• [Exercise brief]: "icon" is the word to look for; copy each line of the listing where it occurs.

• [Listed entries]:
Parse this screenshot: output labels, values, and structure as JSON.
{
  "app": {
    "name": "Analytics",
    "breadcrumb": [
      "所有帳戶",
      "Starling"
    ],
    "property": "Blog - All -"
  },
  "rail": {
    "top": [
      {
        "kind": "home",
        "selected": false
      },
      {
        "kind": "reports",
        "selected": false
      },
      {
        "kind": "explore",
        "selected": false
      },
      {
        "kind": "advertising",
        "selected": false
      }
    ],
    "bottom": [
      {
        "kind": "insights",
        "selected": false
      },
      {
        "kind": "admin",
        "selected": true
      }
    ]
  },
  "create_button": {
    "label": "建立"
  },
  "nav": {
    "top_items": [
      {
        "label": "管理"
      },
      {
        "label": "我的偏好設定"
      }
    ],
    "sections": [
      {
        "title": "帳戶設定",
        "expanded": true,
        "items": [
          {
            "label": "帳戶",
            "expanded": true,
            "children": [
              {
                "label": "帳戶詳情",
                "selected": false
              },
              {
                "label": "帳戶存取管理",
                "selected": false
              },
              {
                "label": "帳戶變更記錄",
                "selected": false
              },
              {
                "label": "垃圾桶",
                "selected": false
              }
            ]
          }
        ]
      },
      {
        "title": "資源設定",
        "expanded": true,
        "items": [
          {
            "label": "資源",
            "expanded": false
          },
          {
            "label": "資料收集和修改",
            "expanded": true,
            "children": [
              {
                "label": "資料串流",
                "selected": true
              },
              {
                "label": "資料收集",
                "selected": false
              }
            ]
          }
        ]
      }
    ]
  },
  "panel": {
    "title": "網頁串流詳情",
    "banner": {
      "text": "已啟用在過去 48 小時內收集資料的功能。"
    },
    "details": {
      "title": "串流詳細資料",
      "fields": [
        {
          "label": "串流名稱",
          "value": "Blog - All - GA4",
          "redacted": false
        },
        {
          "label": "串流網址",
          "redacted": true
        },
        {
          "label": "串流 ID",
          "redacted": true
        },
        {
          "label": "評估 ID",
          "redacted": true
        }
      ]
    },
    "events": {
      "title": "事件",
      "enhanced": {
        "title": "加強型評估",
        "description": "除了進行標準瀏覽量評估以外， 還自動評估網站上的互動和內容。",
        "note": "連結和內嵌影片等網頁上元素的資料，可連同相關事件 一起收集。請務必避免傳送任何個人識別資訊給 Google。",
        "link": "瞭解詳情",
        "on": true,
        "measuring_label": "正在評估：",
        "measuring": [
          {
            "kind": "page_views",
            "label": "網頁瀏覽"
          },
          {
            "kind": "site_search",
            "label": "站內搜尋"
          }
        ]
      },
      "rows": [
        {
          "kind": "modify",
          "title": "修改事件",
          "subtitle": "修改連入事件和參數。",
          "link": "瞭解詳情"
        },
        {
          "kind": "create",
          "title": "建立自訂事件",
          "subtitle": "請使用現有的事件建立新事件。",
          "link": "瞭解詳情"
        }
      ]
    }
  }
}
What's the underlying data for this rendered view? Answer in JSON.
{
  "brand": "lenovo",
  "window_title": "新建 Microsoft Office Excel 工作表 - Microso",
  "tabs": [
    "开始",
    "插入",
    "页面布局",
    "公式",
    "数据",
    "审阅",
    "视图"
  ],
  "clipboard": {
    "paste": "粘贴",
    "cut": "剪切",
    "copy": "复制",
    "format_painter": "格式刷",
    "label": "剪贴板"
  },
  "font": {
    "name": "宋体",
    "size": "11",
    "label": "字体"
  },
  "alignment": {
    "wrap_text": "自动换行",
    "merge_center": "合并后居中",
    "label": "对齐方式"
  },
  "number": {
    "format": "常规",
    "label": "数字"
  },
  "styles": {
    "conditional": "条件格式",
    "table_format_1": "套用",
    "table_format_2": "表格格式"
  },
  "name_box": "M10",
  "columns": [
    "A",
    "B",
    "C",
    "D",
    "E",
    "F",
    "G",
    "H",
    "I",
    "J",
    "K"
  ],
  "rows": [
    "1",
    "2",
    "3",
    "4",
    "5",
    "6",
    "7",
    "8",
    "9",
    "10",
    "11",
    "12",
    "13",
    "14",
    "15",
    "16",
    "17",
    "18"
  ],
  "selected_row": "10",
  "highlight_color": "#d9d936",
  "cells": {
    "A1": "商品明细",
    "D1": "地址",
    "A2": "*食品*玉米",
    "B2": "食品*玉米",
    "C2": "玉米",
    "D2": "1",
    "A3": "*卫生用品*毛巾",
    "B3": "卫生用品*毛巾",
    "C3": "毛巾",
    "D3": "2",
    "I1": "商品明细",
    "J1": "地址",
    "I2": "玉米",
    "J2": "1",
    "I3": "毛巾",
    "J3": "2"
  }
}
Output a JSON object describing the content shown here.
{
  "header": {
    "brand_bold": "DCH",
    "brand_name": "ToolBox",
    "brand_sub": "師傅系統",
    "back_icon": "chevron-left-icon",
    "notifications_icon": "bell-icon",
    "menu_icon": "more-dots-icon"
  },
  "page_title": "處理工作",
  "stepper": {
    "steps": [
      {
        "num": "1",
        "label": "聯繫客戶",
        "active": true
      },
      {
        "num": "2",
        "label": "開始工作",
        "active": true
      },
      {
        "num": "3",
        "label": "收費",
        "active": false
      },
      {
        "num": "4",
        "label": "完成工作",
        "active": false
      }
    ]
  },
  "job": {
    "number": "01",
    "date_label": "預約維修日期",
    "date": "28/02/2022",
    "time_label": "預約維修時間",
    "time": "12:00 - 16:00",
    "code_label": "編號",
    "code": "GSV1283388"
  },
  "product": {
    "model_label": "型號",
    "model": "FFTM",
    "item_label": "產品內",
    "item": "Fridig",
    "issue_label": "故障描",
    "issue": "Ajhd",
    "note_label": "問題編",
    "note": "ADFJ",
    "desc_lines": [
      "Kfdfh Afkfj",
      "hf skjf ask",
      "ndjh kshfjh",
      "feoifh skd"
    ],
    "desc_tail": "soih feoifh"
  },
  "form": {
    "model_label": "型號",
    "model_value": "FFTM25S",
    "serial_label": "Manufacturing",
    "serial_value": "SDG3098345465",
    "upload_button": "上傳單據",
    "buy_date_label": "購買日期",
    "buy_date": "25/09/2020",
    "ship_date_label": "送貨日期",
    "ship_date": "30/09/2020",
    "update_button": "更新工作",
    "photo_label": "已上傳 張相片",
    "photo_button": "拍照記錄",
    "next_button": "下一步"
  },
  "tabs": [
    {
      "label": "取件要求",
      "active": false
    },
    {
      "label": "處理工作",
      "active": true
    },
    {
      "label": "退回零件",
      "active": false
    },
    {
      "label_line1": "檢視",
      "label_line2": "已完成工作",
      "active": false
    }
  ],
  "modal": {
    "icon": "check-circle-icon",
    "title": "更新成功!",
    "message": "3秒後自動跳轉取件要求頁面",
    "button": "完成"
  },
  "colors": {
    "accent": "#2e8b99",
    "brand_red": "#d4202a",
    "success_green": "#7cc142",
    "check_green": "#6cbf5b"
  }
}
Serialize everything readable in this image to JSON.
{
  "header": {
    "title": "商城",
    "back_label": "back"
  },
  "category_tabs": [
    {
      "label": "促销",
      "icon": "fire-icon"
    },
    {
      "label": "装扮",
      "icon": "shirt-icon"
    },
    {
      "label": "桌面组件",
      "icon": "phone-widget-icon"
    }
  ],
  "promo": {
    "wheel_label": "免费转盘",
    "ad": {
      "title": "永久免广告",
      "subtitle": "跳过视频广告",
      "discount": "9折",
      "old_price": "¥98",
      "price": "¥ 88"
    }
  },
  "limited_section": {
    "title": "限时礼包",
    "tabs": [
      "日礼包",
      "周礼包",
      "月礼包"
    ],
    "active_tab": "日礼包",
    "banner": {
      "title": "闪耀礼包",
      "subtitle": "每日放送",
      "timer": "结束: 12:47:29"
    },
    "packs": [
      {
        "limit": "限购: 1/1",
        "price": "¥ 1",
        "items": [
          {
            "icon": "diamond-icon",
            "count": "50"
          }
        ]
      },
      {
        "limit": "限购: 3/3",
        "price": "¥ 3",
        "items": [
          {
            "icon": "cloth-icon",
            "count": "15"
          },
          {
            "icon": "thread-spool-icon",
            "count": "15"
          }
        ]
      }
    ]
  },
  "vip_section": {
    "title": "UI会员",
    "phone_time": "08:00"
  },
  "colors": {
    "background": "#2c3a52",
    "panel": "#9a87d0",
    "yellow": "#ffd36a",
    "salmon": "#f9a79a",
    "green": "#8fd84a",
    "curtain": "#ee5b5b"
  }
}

• [Answer to this exercise]:
    "back_icon": "chevron-left-icon",
    "notifications_icon": "bell-icon",
    "menu_icon": "more-dots-icon"
    "icon": "check-circle-icon",
      "icon": "fire-icon"
      "icon": "shirt-icon"
      "icon": "phone-widget-icon"
            "icon": "diamond-icon",
            "icon": "cloth-icon",
            "icon": "thread-spool-icon",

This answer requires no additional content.